[Task statement] Print the records below exactly, leaving out nothing.

Entries from a dataset of interfaces
━━━━━━━━━━━━━━━━━━━━━━━━━━━━━━

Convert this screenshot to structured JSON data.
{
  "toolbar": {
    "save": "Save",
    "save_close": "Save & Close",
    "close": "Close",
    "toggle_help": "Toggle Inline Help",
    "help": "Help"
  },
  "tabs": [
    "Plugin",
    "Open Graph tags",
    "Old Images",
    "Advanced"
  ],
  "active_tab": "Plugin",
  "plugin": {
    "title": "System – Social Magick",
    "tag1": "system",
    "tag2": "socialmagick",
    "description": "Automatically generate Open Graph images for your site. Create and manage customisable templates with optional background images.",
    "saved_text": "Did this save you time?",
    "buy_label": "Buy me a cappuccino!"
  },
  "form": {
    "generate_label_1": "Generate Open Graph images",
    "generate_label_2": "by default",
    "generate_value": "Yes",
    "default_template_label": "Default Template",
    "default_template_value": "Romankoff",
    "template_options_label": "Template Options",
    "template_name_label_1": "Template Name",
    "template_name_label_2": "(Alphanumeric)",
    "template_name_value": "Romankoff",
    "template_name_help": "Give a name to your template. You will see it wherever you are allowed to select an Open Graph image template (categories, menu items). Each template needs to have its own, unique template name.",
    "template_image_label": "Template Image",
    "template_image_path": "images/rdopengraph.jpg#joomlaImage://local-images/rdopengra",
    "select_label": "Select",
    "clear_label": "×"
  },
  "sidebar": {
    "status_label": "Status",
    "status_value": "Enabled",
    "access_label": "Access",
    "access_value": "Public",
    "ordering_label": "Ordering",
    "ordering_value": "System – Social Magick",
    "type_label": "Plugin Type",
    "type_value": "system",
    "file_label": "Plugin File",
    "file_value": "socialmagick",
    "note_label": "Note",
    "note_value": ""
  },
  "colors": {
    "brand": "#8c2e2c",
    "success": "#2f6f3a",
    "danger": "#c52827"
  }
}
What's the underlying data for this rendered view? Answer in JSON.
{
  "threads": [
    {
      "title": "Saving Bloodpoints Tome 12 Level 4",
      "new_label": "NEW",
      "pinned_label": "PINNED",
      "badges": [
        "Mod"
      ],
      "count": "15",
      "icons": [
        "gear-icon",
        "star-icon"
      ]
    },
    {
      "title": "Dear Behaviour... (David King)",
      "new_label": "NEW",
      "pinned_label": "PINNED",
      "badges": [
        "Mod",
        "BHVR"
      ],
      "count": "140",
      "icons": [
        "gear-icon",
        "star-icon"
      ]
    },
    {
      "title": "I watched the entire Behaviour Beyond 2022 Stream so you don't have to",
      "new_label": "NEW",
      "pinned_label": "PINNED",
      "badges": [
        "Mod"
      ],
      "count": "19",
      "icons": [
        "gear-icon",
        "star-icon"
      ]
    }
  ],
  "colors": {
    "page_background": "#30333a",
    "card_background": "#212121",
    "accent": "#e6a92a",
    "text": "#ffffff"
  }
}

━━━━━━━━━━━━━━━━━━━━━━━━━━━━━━

[Answer to this problem]
Convert this screenshot to structured JSON data.
{
  "toolbar": {
    "save": "Save",
    "save_close": "Save & Close",
    "close": "Close",
    "toggle_help": "Toggle Inline Help",
    "help": "Help"
  },
  "tabs": [
    "Plugin",
    "Open Graph tags",
    "Old Images",
    "Advanced"
  ],
  "active_tab": "Plugin",
  "plugin": {
    "title": "System – Social Magick",
    "tag1": "system",
    "tag2": "socialmagick",
    "description": "Automatically generate Open Graph images for your site. Create and manage customisable templates with optional background images.",
    "saved_text": "Did this save you time?",
    "buy_label": "Buy me a cappuccino!"
  },
  "form": {
    "generate_label_1": "Generate Open Graph images",
    "generate_label_2": "by default",
    "generate_value": "Yes",
    "default_template_label": "Default Template",
    "default_template_value": "Romankoff",
    "template_options_label": "Template Options",
    "template_name_label_1": "Template Name",
    "template_name_label_2": "(Alphanumeric)",
    "template_name_value": "Romankoff",
    "template_name_help": "Give a name to your template. You will see it wherever you are allowed to select an Open Graph image template (categories, menu items). Each template needs to have its own, unique template name.",
    "template_image_label": "Template Image",
    "template_image_path": "images/rdopengraph.jpg#joomlaImage://local-images/rdopengra",
    "select_label": "Select",
    "clear_label": "×"
  },
  "sidebar": {
    "status_label": "Status",
    "status_value": "Enabled",
    "access_label": "Access",
    "access_value": "Public",
    "ordering_label": "Ordering",
    "ordering_value": "System – Social Magick",
    "type_label": "Plugin Type",
    "type_value": "system",
    "file_label": "Plugin File",
    "file_value": "socialmagick",
    "note_label": "Note",
    "note_value": ""
  },
  "colors": {
    "brand": "#8c2e2c",
    "success": "#2f6f3a",
    "danger": "#c52827"
  }
}
What's the underlying data for this rendered view? Answer in JSON.
{
  "threads": [
    {
      "title": "Saving Bloodpoints Tome 12 Level 4",
      "new_label": "NEW",
      "pinned_label": "PINNED",
      "badges": [
        "Mod"
      ],
      "count": "15",
      "icons": [
        "gear-icon",
        "star-icon"
      ]
    },
    {
      "title": "Dear Behaviour... (David King)",
      "new_label": "NEW",
      "pinned_label": "PINNED",
      "badges": [
        "Mod",
        "BHVR"
      ],
      "count": "140",
      "icons": [
        "gear-icon",
        "star-icon"
      ]
    },
    {
      "title": "I watched the entire Behaviour Beyond 2022 Stream so you don't have to",
      "new_label": "NEW",
      "pinned_label": "PINNED",
      "badges": [
        "Mod"
      ],
      "count": "19",
      "icons": [
        "gear-icon",
        "star-icon"
      ]
    }
  ],
  "colors": {
    "page_background": "#30333a",
    "card_background": "#212121",
    "accent": "#e6a92a",
    "text": "#ffffff"
  }
}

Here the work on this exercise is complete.